There's a definite cluster here, partly fueled by Teach For America alumni, but not a massive one. And there's an upside to that.
"New York City, you're one of quite literally 10,000 startups," said Saad Alam, CEO of the 22-employee firm. "It's very difficult to get into the school system and run the trials you need to in order to make sure your product is working. In Baltimore … people are so darn willing and excited to help us move things forward."
Betamore's Brenner got involved in startup development after moving to Baltimore seven years ago and running his own Web development company. He said he's seen improvement in funding opportunities since then, as "angel" investors focusing on early-stage companies organized in Baltimore and have held seminars to help more people become funders.

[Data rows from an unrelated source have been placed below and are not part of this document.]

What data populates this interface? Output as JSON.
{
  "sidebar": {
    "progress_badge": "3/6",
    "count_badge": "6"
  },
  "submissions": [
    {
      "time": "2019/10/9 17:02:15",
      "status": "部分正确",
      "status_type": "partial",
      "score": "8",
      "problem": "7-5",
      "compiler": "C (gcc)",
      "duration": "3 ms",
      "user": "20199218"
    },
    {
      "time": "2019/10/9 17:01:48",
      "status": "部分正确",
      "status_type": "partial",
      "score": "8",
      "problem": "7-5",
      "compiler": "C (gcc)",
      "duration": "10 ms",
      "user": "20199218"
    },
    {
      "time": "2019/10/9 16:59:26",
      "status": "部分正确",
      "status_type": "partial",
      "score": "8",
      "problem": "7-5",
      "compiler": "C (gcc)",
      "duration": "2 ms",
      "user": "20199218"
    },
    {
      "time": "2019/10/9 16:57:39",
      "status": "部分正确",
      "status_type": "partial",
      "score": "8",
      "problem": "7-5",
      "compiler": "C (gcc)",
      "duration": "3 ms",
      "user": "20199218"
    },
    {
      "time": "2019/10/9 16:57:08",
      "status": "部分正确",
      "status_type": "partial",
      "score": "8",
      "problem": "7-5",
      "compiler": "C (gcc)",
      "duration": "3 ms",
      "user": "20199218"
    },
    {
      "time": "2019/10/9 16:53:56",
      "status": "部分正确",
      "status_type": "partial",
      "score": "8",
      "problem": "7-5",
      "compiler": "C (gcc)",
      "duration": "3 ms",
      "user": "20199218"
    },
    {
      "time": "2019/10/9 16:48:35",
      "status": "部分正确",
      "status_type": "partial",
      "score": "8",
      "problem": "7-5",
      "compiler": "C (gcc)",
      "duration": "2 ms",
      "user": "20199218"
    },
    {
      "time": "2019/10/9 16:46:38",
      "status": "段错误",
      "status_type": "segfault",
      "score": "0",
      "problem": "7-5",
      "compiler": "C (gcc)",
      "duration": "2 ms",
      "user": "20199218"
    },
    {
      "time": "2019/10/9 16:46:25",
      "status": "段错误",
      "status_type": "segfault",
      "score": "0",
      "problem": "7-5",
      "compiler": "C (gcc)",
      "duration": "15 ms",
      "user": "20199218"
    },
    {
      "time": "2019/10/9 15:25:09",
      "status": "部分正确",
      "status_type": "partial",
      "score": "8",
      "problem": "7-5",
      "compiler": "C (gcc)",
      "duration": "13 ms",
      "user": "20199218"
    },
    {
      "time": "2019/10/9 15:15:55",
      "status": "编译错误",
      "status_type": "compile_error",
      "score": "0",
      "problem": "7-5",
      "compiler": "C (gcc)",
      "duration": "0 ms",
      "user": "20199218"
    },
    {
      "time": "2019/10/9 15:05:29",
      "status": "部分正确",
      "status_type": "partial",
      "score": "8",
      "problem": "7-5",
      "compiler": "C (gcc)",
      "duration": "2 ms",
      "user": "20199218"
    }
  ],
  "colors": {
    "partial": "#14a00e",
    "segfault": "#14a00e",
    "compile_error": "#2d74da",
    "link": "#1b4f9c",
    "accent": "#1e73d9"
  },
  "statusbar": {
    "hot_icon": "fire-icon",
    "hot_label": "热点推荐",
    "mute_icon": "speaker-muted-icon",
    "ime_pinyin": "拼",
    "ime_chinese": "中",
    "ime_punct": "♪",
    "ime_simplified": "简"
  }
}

John Backus, managing partner at New Atlantic Ventures, a Reston, Va., firm that predominantly invests in the I-95 corridor, points out that Maryland — and the entire region that includes D.C. and Virginia — has been moving up the national venture capital rankings.
Pair that with local strengths in health care, cybersecurity and edtech, and "I just feel really good about the hand that we've got," he said.
Brenner's top concern isn't money flow, in fact — it's workforce. He wants the startups forming and moving here to have the talent pool for growth.
"There's a big need for web developers, programmers, data scientists," he said.
Rob Rosenbaum is executive director of Columbia-based TEDCO, the quasi-government agency that invests in early-stage tech firms and helps commercialize academic research, so he is concerned about capital. TEDCO is launching privately capitalized funds to fill some of the gaps.
This matters for the whole state, not just entrepreneurs, he said.
"Almost all net new jobs come from young, growing businesses," Rosenbaum said. "Whereas mature businesses, it tends to just be a churn."
Elana Fine, managing director of the University of Maryland's Dingman Center for Entrepreneurship, said she's seen progress in the state in recent years. More incubators, more funding, more startup activity in Baltimore.
The Johns Hopkins University wants to play a bigger role in that. Officials at the Baltimore institution are working to change the dynamic that has long put the university at the top of the heap for federal research funding, but not at all competitive when it comes to licensing its discoveries.
Its licensing revenue, though on the rise in recent years, is a tenth of what Columbia University in New York earns.
A faculty committee charged with accelerating Hopkins' entrepreneurship efforts recommended in April that the university create office and lab space for startups near the Johns Hopkins Hospital, launch venture funds and build up networks of mentors to help newbies make the leap. The startup space is now in the works, said Christy Wyskiel, senior advisor to the president at Johns Hopkins University.
"Whether or not we will financially recognize some major [winner], time will tell," said Wyskiel, a former Wall Street investor. "That's usually a drug, and drugs take time to get through clinical trials. But as far as seeing increasing commercialization, increasing numbers of startups, I think we're seeing that now."
It's worth the state's time to cultivate larger businesses, the ones in a better position to acquire, said Karyl Leggio, dean of Loyola University Maryland's Sellinger School of Business. But she has no qualms about Maryland's focus on entrepreneurship.
That's just economic good sense, she said.
"Certain industries outlive their useful life," Leggio said. "When's the last time you bought a typewriter ribbon? … Being in an entrepreneurial space allows you to stay ahead of the curve."